_REQUIRED ACTION_
In the entries that follow, find every line containing "Challenge" and copy it.

_PROVIDED INFORMATION_
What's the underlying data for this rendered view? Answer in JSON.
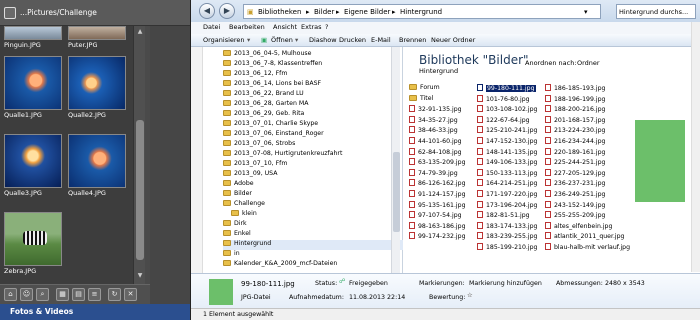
{
  "gallery": {
    "path": "...Pictures/Challenge",
    "thumbs": [
      {
        "caption": "Pinguin.JPG"
      },
      {
        "caption": "Puter.JPG"
      },
      {
        "caption": "Qualle1.JPG"
      },
      {
        "caption": "Qualle2.JPG"
      },
      {
        "caption": "Qualle3.JPG"
      },
      {
        "caption": "Qualle4.JPG"
      },
      {
        "caption": "Zebra.JPG"
      }
    ],
    "tab_label": "Fotos & Videos"
  },
  "explorer": {
    "breadcrumb": [
      "Bibliotheken",
      "Bilder",
      "Eigene Bilder",
      "Hintergrund"
    ],
    "search_placeholder": "Hintergrund durchs...",
    "menu": [
      "Datei",
      "Bearbeiten",
      "Ansicht",
      "Extras",
      "?"
    ],
    "toolbar": [
      "Organisieren",
      "Öffnen",
      "Diashow",
      "Drucken",
      "E-Mail",
      "Brennen",
      "Neuer Ordner"
    ],
    "tree": [
      "2013_06_04-5, Mulhouse",
      "2013_06_7-8, Klassentreffen",
      "2013_06_12, Ffm",
      "2013_06_14, Lions bei BASF",
      "2013_06_22, Brand LU",
      "2013_06_28, Garten MA",
      "2013_06_29, Geb. Rita",
      "2013_07_01, Charlie Skype",
      "2013_07_06, Einstand_Roger",
      "2013_07_06, Strobs",
      "2013_07-08, Hurtigrutenkreuzfahrt",
      "2013_07_10, Ffm",
      "2013_09, USA",
      "Adobe",
      "Bilder",
      "Challenge",
      "klein",
      "Dirk",
      "Enkel",
      "Hintergrund",
      "in",
      "Kalender_K&A_2009_mcf-Dateien"
    ],
    "library_title": "Bibliothek \"Bilder\"",
    "library_subtitle": "Hintergrund",
    "arrange_label": "Anordnen nach:",
    "arrange_value": "Ordner",
    "col1": [
      "Forum",
      "Titel",
      "32-91-135.jpg",
      "34-35-27.jpg",
      "38-46-33.jpg",
      "44-101-60.jpg",
      "62-84-108.jpg",
      "63-135-209.jpg",
      "74-79-39.jpg",
      "86-126-162.jpg",
      "91-124-157.jpg",
      "95-135-161.jpg",
      "97-107-54.jpg",
      "98-163-186.jpg",
      "99-174-232.jpg"
    ],
    "col2": [
      "99-180-111.jpg",
      "101-76-80.jpg",
      "103-108-102.jpg",
      "122-67-64.jpg",
      "125-210-241.jpg",
      "147-152-130.jpg",
      "148-141-135.jpg",
      "149-106-133.jpg",
      "150-133-113.jpg",
      "164-214-251.jpg",
      "171-197-220.jpg",
      "173-196-204.jpg",
      "182-81-51.jpg",
      "183-174-133.jpg",
      "183-239-255.jpg",
      "185-199-210.jpg"
    ],
    "col3": [
      "186-185-193.jpg",
      "188-196-199.jpg",
      "188-200-216.jpg",
      "201-168-157.jpg",
      "213-224-230.jpg",
      "216-234-244.jpg",
      "220-189-161.jpg",
      "225-244-251.jpg",
      "227-205-129.jpg",
      "236-237-231.jpg",
      "236-249-251.jpg",
      "243-152-149.jpg",
      "255-255-209.jpg",
      "altes_elfenbein.jpg",
      "atlantik_2011_quer.jpg",
      "blau-halb-mit verlauf.jpg"
    ],
    "details": {
      "filename": "99-180-111.jpg",
      "filetype": "JPG-Datei",
      "status_label": "Status:",
      "status_value": "Freigegeben",
      "date_label": "Aufnahmedatum:",
      "date_value": "11.08.2013 22:14",
      "tags_label": "Markierungen:",
      "tags_value": "Markierung hinzufügen",
      "rating_label": "Bewertung:",
      "dims_label": "Abmessungen:",
      "dims_value": "2480 x 3543"
    },
    "status_bar": "1 Element ausgewählt"
  }
}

_WRITTEN RESPONSE_
    "path": "...Pictures/Challenge",
      "Challenge",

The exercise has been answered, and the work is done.